A new study of more than 1,600 inactive older men and women has found that those who became active over the course of the 2.6-year study were far less likely to lose their ability to walk without assistance. This is perhaps the single most important factor in whether vulnerable older people can maintain their independence.
The Life Interventions and Independence for Elders (LIFE) trial included 1,635 sedentary men and women aged 70-89 who were at risk of disability because of factors such as poor mobility, decreased muscle tone and poor cardiovascular health. They were randomly assigned to a program of structured, moderate-intensity physical activity or to a health education program focused on topics related to successful aging. Participants were of diverse backgrounds and lived in urban, suburban and rural areas throughout the country.
Older people who lose their mobility have higher rates of disease, disability, and death. Although there is a lot of research on the benefits of regular physical activity for populations including the elderly, none has found a specific intervention to prevent disability from immobility.
In the LIFE study, researchers found that a “regular, balanced, and moderate physical activity program followed for an average of 2.6 years reduced the risk of major mobility disability by 18 percent” in an elderly group who previously did not exercise, according to materials issued by the National Institutes of Health’s National Institute on Aging (NIA). The NIH supported and funded the study.
The exercise program consisted of aerobic, resistance, and flexibility training. The results were that participants who received the exercise program were better able to maintain their ability to walk without assistance for 400 meters, or about a quarter of a mile, which was the primary measure of the study.
“We are gratified by these findings,” said Richard J. Hodes, M.D., director of the NIA, which was the primary sponsor of the trial. “They show that participating in a specific, balanced program of aerobic, resistance, and flexibility training activities can have substantial positive benefits for reducing risk of mobility disability. These are actionable results that can be applied today to make a difference for many frail older people and their families.”
Participation in the study averaged 2.6 years. The physical activity group of 818 people gradually worked up to the goal of 150 minutes of weekly activity, including 30 minutes of brisk walking, 10 minutes of lower extremity strength training, 10 minutes of balance training, and large muscle flexibility exercises. Their programs took place at a clinic twice a week and at home three or four times a week.
The 817 people in the comparison group participated in weekly health education workshops for the first 26 weeks, followed by monthly sessions thereafter. They also performed five to 10 minutes of upper body stretching and flexibility exercises in each session. Participants in both groups were assessed every six months at clinic visits.
Adherence to the program was measured by attendance at sessions and by questionnaires in which participants recorded the number of hours per week that they were physically active. In addition, participants’ activity was recorded for one week during each year of the trial through an accelerometer, a small belt device that measures physical activity.
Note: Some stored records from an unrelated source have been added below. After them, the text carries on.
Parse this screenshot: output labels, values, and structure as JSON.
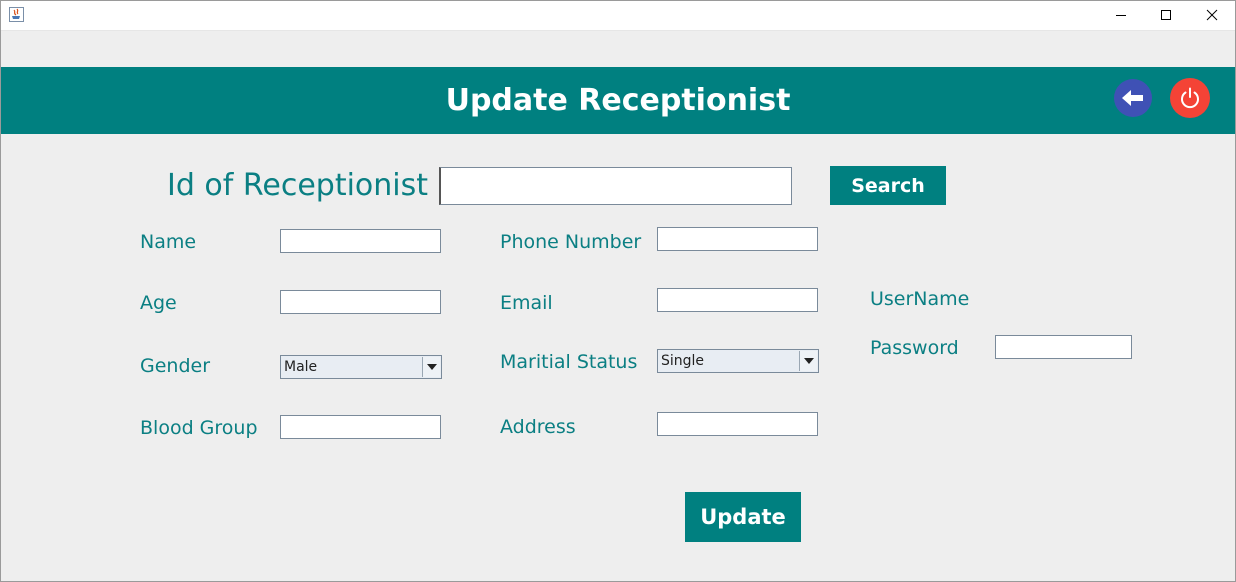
{
  "window": {
    "icon": "java-app-icon",
    "controls": [
      "minimize-icon",
      "maximize-icon",
      "close-icon"
    ]
  },
  "header": {
    "title": "Update Receptionist",
    "back_icon": "arrow-left-icon",
    "power_icon": "power-icon"
  },
  "search": {
    "label": "Id of Receptionist",
    "value": "",
    "button": "Search"
  },
  "form": {
    "name_label": "Name",
    "name_value": "",
    "age_label": "Age",
    "age_value": "",
    "gender_label": "Gender",
    "gender_value": "Male",
    "blood_group_label": "Blood Group",
    "blood_group_value": "",
    "phone_label": "Phone Number",
    "phone_value": "",
    "email_label": "Email",
    "email_value": "",
    "marital_label": "Maritial Status",
    "marital_value": "Single",
    "address_label": "Address",
    "address_value": "",
    "username_label": "UserName",
    "password_label": "Password",
    "password_value": ""
  },
  "actions": {
    "update": "Update"
  },
  "colors": {
    "teal": "#008080",
    "label": "#0b7f83",
    "back_button": "#3f51b5",
    "power_button": "#f44336",
    "background": "#eeeeee"
  }
}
“At the beginning of this trial, all the participants were at high risk for mobility disability,” said Evan Hadley, M.D., director of the NIA Division of Geriatrics and Clinical Gerontology. “At the start, they were able to walk about a quarter of a mile without a cane, walker, or help of another person. But they did have sedentary lifestyles and low scores on some standard physical tests that measure risk for disability. The study shows it is never too late for exercise to have a positive effect for a significant portion of frail older people.”
A previous national exercise and physical activity campaign launched in 2011 by NIA, “Go4Life,” showed similar results as the LIFE study, which found that older people at risk of disability also gain physical benefits from regular exercise.
In 2011, NIA launched Go4Life, a national exercise and physical activity campaign, based on benefits of exercise (especially walking) for adults age 50 and older. The LIFE study adds to that evidence with findings that older people vulnerable to disability can also be included among those who could reap rewards from regular physical activity.